Fairy Ball Gown © Harmony Sage Lawrence
Please tell us a bit about your general day to day work process.
I work full time as an artist and media contract worker alongside Sean Parker who also has part time contractual work. We are usually awake for 15-16 hours a day and spend most of the day working. This is a basic breakdown of our day:
– 8-9am: Wake up, shower, eat breakfast, take walk
-10-11pm: stop for the day and relax
-12-1am: go to sleep
We used to work in the room that we slept in, but after a while this became a bad habit because we would find it hard to quit at night. Now we work in another room in our house that holds my sewing studio, Sean’s desk, and my desk. This allows us to sleep in peace without thinking about work.
Since a lot of the projects we do are one time deals our goals and production details change frequently. Many come on at a moment’s notice as well. I may need to create a dress in 3 days, or I may have a whole month to work on it, it totally depends on circumstance. As I type this I am preparing the details in my mind to create a dress in the next two weeks before I collaborate with a photographer friend during a road trip. It’s good to be ready and flexible in the art world!
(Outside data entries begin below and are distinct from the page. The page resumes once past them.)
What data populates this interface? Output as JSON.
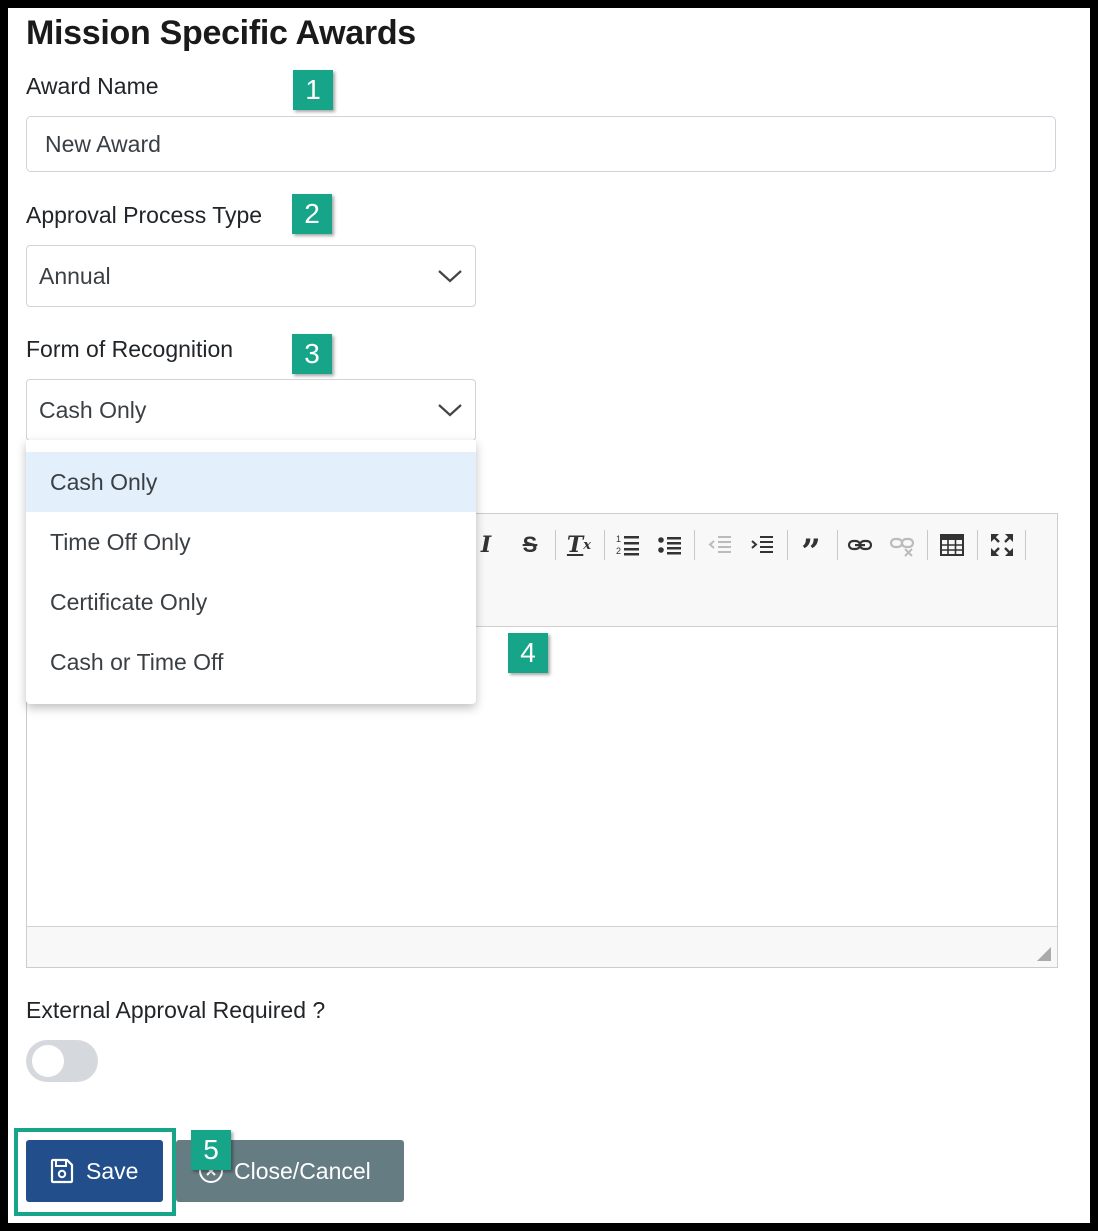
{
  "page": {
    "title": "Mission Specific Awards"
  },
  "award_name": {
    "label": "Award Name",
    "value": "New Award"
  },
  "approval_type": {
    "label": "Approval Process Type",
    "value": "Annual"
  },
  "recognition": {
    "label": "Form of Recognition",
    "value": "Cash Only",
    "options": [
      "Cash Only",
      "Time Off Only",
      "Certificate Only",
      "Cash or Time Off"
    ]
  },
  "toolbar": {
    "icons": [
      "italic-icon",
      "strikethrough-icon",
      "remove-format-icon",
      "numbered-list-icon",
      "bulleted-list-icon",
      "decrease-indent-icon",
      "increase-indent-icon",
      "blockquote-icon",
      "link-icon",
      "unlink-icon",
      "table-icon",
      "maximize-icon"
    ]
  },
  "external_approval": {
    "label": "External Approval Required ?",
    "enabled": false
  },
  "buttons": {
    "save": "Save",
    "cancel": "Close/Cancel"
  },
  "callouts": [
    "1",
    "2",
    "3",
    "4",
    "5"
  ],
  "colors": {
    "callout": "#17a589",
    "save": "#224e8c",
    "cancel": "#667c83",
    "selected_option": "#e3f0fb"
  }
}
Another issue I face is working long hours. This issue can be very double edged, because on one hand I have deadlines to meet and projects to finish at a reasonable rate. On the other, it can be very wearing to work all day and never play. Luckily, I like what I do for a living and get plenty of enjoyment out of it. When you start an art business from the ground up it can take a lot of long hour days to start stabilizing it.
Dawn or Dusk © Harmony Sage Lawrence
What about your work do you enjoy most? Dislike most?
I love getting to create all the time and help educate others on how to better create their visions. One of the biggest issues I have been dealing with is monotony, especially with sewing. I can spend an entire day in front of a sewing machine or dress and that can be mentally stagnating. I love creating dresses, but the sewing that it takes to get to the finished product can be mind numbing! Recently I started listening to documentaries to help make it more bearable.
The Red Witch © Harmony Sage Lawrence
What advice would you give to other artists or budding artists?
I used to get really discouraged, feel hopeless, and directionless. It’s hard being an artist. Starting out is financially hard, emotionally hard, and mentally exhausting. You’ll get pressure from family and friends who see it as a disaster move. You’ll even come to doubt yourself at times, but if being an artist/innovator is what you want, don’t give up. Even if you can only create on weekends. Even if you have to work at night to do you social networking. Even if you are the only person rooting for you. Use every ounce of drive, sadness, and angst you encounter to better yourself and your craft. And remember, the best support you have is yourself, if you’re feeling down, counteract it by doing something proactive to better your craft or social outreach.
Summer Love © Harmony Sage Lawrence
What do you know now that you wish you’d known when you started?
I wish I knew how important it is to reach out and contact people, and how important it is to give as much as I take. Community is your only lifeline as an artist and if you hide away, or play overly selfish with people you can’t succeed.
Where the Sky Burns and the Sea Boils © Harmony Sage Lawrence
Harmony Sage Lawrence’s work can be found on: